Making Changes, Easier Said Than Done

If I didn’t have a degree in nutrition, I would be so confused about what to feed my kids.  In the past month, I have read articles on the evils of sugar, the overconsumption of sodium, certain death from read meat, and poisoning kids with school lunch. What’s a parent to believe? What’s left to feed the kids?

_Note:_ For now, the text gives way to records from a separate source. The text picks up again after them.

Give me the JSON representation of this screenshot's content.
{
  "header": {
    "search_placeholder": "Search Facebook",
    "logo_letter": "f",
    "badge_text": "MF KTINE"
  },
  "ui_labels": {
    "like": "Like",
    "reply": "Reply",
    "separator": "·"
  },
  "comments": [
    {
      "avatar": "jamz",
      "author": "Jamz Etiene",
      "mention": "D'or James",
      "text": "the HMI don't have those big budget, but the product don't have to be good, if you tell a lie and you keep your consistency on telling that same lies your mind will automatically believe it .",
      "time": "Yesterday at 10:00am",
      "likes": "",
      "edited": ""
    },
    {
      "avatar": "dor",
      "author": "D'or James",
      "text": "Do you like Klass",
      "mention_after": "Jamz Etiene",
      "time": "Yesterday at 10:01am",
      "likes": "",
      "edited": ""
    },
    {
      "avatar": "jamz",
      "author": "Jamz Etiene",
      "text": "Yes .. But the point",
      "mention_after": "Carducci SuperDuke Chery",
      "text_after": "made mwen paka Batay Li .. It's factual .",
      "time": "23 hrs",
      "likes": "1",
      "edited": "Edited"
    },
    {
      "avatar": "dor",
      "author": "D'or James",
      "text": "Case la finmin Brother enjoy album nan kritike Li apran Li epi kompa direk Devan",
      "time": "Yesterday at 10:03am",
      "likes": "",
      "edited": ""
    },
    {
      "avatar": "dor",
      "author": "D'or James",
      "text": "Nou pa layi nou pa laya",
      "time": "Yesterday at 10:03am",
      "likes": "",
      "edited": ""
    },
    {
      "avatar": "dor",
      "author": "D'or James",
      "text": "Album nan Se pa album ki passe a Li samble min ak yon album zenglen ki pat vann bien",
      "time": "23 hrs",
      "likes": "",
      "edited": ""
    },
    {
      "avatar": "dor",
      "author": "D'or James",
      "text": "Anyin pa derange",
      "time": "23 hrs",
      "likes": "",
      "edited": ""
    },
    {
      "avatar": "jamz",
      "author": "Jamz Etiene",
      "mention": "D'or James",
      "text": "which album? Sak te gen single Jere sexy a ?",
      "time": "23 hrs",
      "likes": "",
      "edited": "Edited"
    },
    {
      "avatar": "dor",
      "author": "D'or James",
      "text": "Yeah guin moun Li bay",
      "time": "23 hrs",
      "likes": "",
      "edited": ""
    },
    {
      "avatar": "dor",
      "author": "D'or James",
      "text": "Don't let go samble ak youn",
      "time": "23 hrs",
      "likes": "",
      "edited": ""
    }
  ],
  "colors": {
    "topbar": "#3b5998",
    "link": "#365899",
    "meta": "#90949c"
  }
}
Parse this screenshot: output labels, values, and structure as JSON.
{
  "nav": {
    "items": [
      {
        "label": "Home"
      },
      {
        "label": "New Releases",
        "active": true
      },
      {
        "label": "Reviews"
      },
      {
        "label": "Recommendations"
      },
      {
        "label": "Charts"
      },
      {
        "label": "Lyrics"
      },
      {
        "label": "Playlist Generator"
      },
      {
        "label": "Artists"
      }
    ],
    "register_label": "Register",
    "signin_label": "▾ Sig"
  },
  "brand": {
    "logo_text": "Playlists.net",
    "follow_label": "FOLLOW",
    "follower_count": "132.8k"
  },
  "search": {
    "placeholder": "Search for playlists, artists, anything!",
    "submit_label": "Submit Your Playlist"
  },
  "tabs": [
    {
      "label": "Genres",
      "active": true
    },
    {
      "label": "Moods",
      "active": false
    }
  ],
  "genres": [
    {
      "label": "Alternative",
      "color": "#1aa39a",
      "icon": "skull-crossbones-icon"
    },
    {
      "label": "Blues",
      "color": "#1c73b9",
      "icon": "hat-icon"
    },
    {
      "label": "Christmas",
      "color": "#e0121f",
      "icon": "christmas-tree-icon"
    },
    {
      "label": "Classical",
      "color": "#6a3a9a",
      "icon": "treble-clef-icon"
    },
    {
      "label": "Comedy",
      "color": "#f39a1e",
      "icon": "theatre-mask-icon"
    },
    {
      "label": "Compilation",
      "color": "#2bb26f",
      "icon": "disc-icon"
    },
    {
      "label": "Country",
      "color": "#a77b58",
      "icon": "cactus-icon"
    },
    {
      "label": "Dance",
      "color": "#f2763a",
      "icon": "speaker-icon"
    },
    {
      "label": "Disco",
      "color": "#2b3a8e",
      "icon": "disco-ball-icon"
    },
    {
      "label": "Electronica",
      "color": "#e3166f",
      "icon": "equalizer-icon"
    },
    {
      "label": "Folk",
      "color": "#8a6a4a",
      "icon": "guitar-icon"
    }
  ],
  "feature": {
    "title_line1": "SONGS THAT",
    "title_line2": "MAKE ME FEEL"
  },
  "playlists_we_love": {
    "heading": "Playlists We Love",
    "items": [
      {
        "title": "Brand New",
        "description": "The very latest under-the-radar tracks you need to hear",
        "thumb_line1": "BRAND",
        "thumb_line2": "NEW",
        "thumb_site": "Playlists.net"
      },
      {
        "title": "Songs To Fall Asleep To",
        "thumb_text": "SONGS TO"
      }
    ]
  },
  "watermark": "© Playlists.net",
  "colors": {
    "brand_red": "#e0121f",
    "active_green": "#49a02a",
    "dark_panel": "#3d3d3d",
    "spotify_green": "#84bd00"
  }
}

Before you resort to drastic measures in changing your eating habits, take a moment to filter out all the sensationalized news.  If you are going to buy into a change in family meals, at least do your research to find out what the evidence is, how strong it might be, and how much it affects you. I’ll write more about that on my Food 4 Thought column this Thursday. Once you have made an educated decision about the validity of the information, next you need to weigh the costs against the benefits. Let’s say you decide that your family really does eat too much sodium. First you will need to make a list of the benefits of eating less sodium and, then, determine the costs. What will it take to cut back to a reasonable amount? You have the time you will invest in determining which foods are the culprits and which foods are good alternatives. Are those choices more expensive? Does it change the preparation time? Will your children eat these low sodium alternatives? Will you need new recipes or new seasonings? Is making this change worth all the time, effort, and aggravation?  The answer to this last question will either empower you to change or allow you to justify your current eating habits.

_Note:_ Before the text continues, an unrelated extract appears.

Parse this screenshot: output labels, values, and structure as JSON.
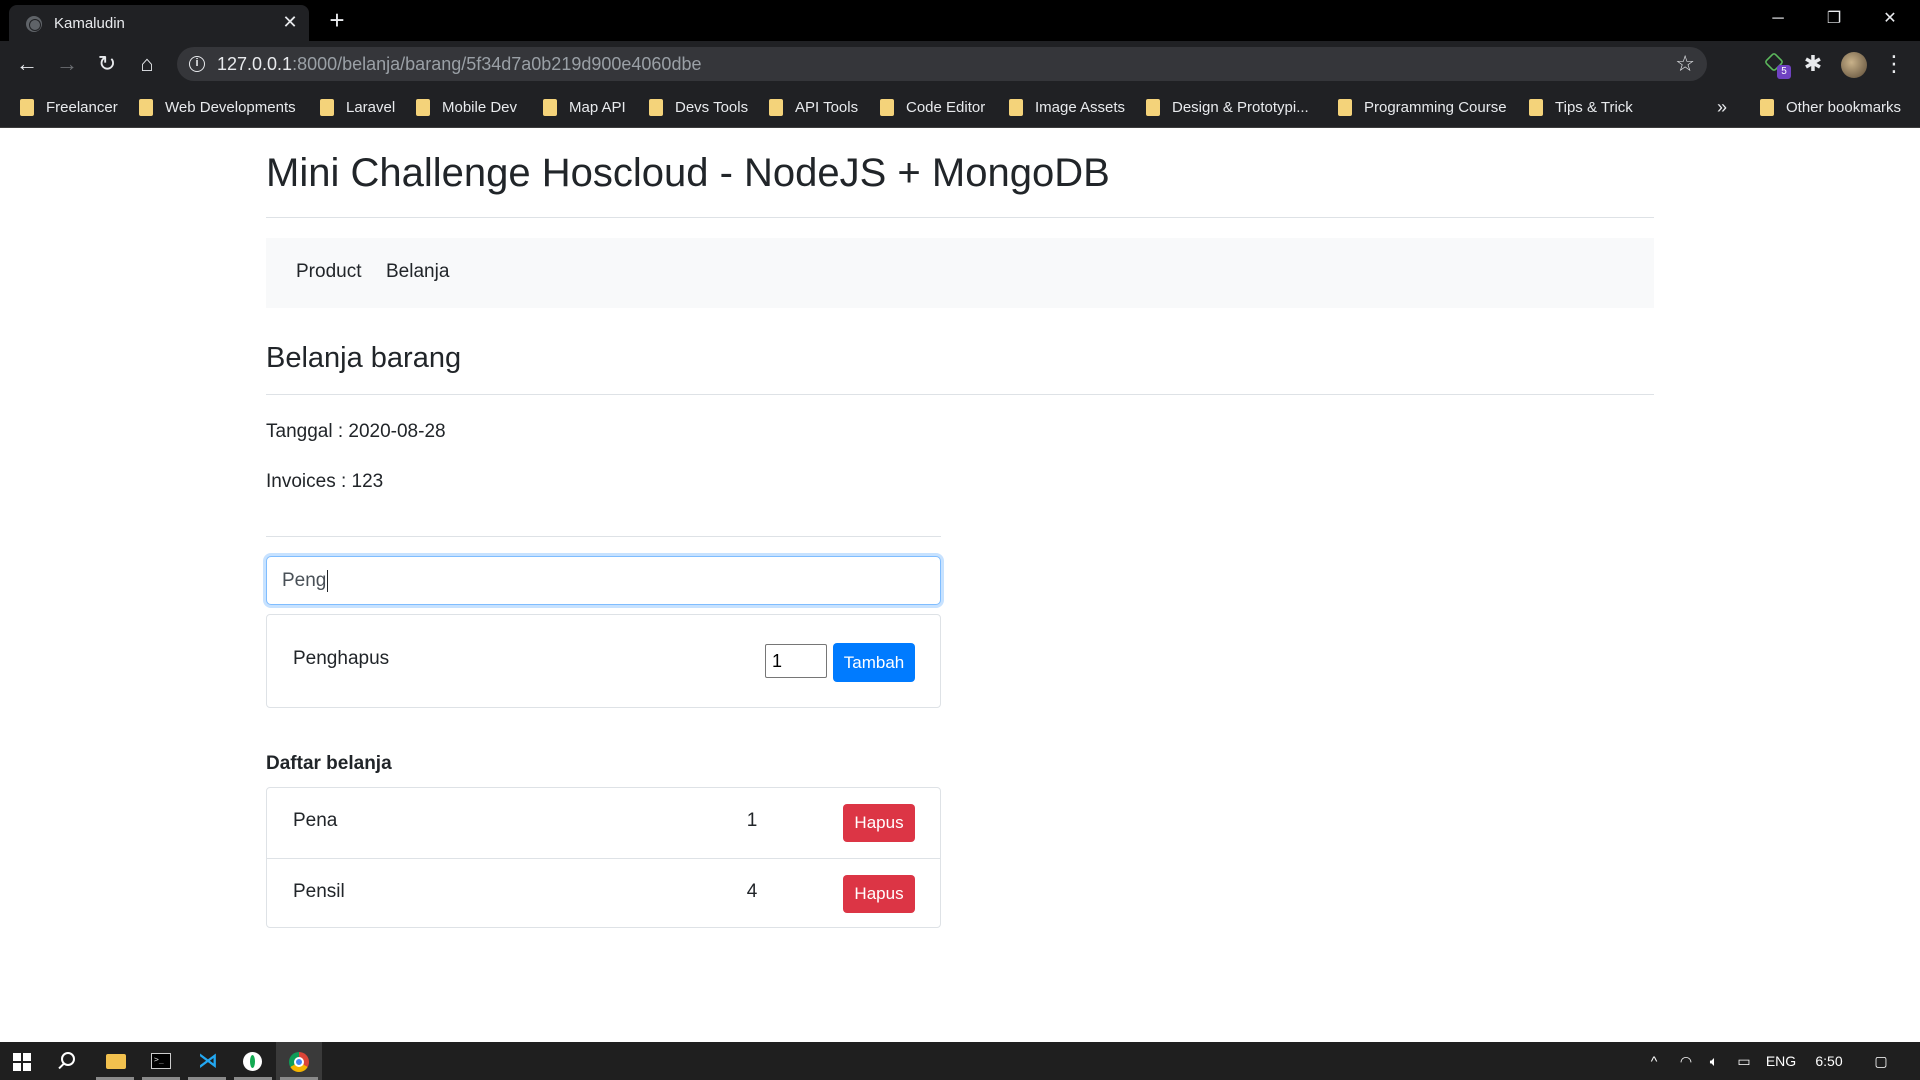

If you decide your family would be better off with some changes in food choices, realize that permanent change takes time. If your family eats red meat several times a week and you call a moratorium on it, from now until the end of time, I guarantee you will be booed out of the kitchen. I remember a time when I was obsessed with cutting the fat out of our meals. I bought fat-free ingredients, stopped cooking with fat, and substituted applesauce for margarine in cakes and cookies. Some of it was quite tasty and my family accepted it without question, but most of it was so different from the dishes they were accustomed to that the garbage disposal was fuller than the people. No longer so fat-phobic, I have returned to many of the old standard recipes I grew up on. But I would have been better off to make a few little adjustments in my cooking, at a time, so that my family could adapt.

Even better, a family discussion about how to make changes would be more appropriate. The youngest members of your household may have opinions that you are unaware of. Kids are also more responsive to change if there are rational reasons for making them. I doubt that they will care about how healthy they will be at 80-years-old, but kids are very eager to support other family members through struggles. I remember a woman telling the story about being diagnosed with diabetes at seven years old. At dinner, her mother announced that they had all been offered a wonderful gift. Because of the young daughter’s dietary needs, they would all be eating healthier from now on. What a lovely way to bring a family together in support of a loved one. I’m sure the changes were still not easy, but they were probably better tolerated.

Considering how change affects every member of your family can be trying, but it’s worth the effort. Have you made changes in your food choices? How did you help your family make the transition?